New Albany City Council members speak in their City Hall chamber
Aprile Rickert
/
LPM
New Albany council member Josh Turner was one of two members who voted to wait on moving forward with funding for a new police station.

The New Albany City Council has approved funding and lease plans for a new standalone police headquarters, despite some members pushing to delay the decision.

At its regular meeting Thursday, the council voted 6-2 to pass a third and final reading of an ordinance allowing the city to enter into a lease agreement with the New Albany Building Corporation — an entity set up to assist in finance and construction of public or city facilities.

The estimated $12.6 million facility will be in the 200 block of West Spring Street, near the current police headquarters in the Floyd County-owned Frank C. Denzinger Criminal Justice Center.

A third of the funds — or around $4 million — for upfront and construction costs will be split between American Rescue Plan funds and the city’s general fund.
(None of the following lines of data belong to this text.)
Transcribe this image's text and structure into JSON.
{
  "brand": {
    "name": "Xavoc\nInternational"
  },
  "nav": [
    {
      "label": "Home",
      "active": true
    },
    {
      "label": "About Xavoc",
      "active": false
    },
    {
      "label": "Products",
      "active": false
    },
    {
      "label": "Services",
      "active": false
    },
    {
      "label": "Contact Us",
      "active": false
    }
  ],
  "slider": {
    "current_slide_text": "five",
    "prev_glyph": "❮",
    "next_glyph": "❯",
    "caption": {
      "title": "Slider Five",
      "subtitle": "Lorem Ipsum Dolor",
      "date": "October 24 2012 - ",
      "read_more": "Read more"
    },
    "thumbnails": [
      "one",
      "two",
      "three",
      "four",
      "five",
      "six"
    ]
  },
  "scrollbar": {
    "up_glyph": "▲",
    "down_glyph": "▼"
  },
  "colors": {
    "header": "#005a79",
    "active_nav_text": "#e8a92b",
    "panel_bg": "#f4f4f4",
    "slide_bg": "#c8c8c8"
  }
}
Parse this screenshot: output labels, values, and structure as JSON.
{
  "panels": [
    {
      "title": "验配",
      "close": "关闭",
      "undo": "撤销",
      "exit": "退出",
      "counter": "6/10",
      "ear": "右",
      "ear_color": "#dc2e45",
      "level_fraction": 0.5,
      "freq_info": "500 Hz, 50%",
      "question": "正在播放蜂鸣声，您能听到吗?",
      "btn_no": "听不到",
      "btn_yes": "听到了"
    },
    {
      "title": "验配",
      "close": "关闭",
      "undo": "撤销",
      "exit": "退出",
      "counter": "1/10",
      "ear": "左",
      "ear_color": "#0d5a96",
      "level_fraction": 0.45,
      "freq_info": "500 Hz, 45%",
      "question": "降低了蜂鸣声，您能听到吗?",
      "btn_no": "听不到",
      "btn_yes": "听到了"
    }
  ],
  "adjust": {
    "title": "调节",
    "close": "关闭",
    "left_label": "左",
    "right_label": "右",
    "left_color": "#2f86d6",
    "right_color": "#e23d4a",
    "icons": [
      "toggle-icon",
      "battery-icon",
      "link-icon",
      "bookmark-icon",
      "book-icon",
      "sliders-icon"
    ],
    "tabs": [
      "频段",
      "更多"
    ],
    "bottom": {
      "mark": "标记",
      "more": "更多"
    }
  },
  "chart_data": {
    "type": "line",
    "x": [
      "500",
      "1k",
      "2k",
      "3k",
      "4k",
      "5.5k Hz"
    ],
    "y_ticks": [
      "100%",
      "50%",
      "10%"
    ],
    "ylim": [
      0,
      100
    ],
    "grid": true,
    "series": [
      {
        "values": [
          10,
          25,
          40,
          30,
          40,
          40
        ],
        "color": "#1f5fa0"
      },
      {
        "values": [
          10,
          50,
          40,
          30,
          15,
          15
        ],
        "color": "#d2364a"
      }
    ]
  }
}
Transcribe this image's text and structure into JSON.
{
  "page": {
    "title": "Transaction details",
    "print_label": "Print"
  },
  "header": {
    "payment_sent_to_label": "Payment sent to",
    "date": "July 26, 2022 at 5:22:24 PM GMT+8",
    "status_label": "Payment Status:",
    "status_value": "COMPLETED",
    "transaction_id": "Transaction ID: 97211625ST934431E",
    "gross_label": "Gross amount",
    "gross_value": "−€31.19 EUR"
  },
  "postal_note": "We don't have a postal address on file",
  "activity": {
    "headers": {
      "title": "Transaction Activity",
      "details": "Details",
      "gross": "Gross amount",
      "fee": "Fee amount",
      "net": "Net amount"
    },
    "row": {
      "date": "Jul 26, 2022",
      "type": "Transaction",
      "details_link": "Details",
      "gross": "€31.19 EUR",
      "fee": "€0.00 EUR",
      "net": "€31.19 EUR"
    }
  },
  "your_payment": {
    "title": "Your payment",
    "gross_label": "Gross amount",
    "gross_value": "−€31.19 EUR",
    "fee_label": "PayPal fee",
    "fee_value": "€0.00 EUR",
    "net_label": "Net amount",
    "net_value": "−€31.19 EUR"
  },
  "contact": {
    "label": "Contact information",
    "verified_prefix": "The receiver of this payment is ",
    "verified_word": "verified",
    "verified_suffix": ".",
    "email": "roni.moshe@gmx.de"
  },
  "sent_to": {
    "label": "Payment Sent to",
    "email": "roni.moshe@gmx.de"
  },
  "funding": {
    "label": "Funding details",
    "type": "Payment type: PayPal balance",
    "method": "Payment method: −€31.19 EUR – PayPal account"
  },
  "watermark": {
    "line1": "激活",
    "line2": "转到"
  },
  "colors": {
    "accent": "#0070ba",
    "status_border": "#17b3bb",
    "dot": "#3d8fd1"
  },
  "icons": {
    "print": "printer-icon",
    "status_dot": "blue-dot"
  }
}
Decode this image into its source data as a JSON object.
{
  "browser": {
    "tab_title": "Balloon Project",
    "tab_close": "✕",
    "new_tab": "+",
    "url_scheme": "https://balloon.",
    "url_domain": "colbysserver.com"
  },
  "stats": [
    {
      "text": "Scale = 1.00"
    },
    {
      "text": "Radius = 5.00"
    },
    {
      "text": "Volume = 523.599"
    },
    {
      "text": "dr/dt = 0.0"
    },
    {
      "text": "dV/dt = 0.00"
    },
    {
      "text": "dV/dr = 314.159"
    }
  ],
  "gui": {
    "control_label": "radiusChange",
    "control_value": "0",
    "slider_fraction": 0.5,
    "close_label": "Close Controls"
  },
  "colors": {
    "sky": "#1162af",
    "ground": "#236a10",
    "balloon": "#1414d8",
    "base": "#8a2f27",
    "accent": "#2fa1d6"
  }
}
The remaining $8.6 million will come from bonds.

Rent will be finalized after negotiations between the city and banks, but it is expected not to exceed $825,000 annually.

A portion of the funding will come from the New Albany sewer utility, through a PILOT, or payment in lieu of taxes, program which funnels into the city’s general fund. New Albany City Attorney Shane Gibson said in an email to LPM News the PILOT money only accounts for about 3% of the general fund.

Dozens of New Albany police officers attended the meeting, along with Chief Todd Bailey who called the council approval “a victory for the entire community.”

“The citizens deserve a standalone facility for their police to operate out of,” he said following the meeting. “And as the department head for that department, this will help me better facilitate recruiting, training, retention … all the things that are important in a world that doesn't have people banging down the door to become police officers.”

Council members Josh Turner and Scott Blair moved to table the vote and, when that failed, voted against the ordinance. They said that although they believe the city needs an improved facility, they don’t feel enough was done to seek out alternatives to building a new station at the chosen location.

“I'm disappointed because I think we zeroed in on one project, and it's a very expensive project,” Blair said following the meeting. “And there's other ways to provide good facilities for our police department.”

Turner said moving forward with this project now would be at “one of the worst times to purchase new properties, and building and construction.”

“There’s nothing wrong with delaying a little bit longer,” he said. “We have got to be careful with how we spend our money to get the most bang for our buck. If we do it now, we're not going to get the most bang for our buck.”

Council member Adam Dickey said the project has been in discussion for some time, and that if the project were delayed, “... all that will come of that is that we will not have this facility, and we will run out of time to make the decisions that need to be made.”

“The staff has done an excellent job of looking at alternatives, cost analyses, location analyses ... which assures that we will not have a tax increase, or a rate increase of any sort, and still are able to finance and provide for a quality facility for our police officers and for public safety in the city,” Dickey said.

The next steps include the New Albany Building Corporation securing bonds and other needs to finance the new facility.

Construction is expected to begin in spring.

Aprile Rickert is LPM's Southern Indiana reporter. Email Aprile at arickert@lpm.org.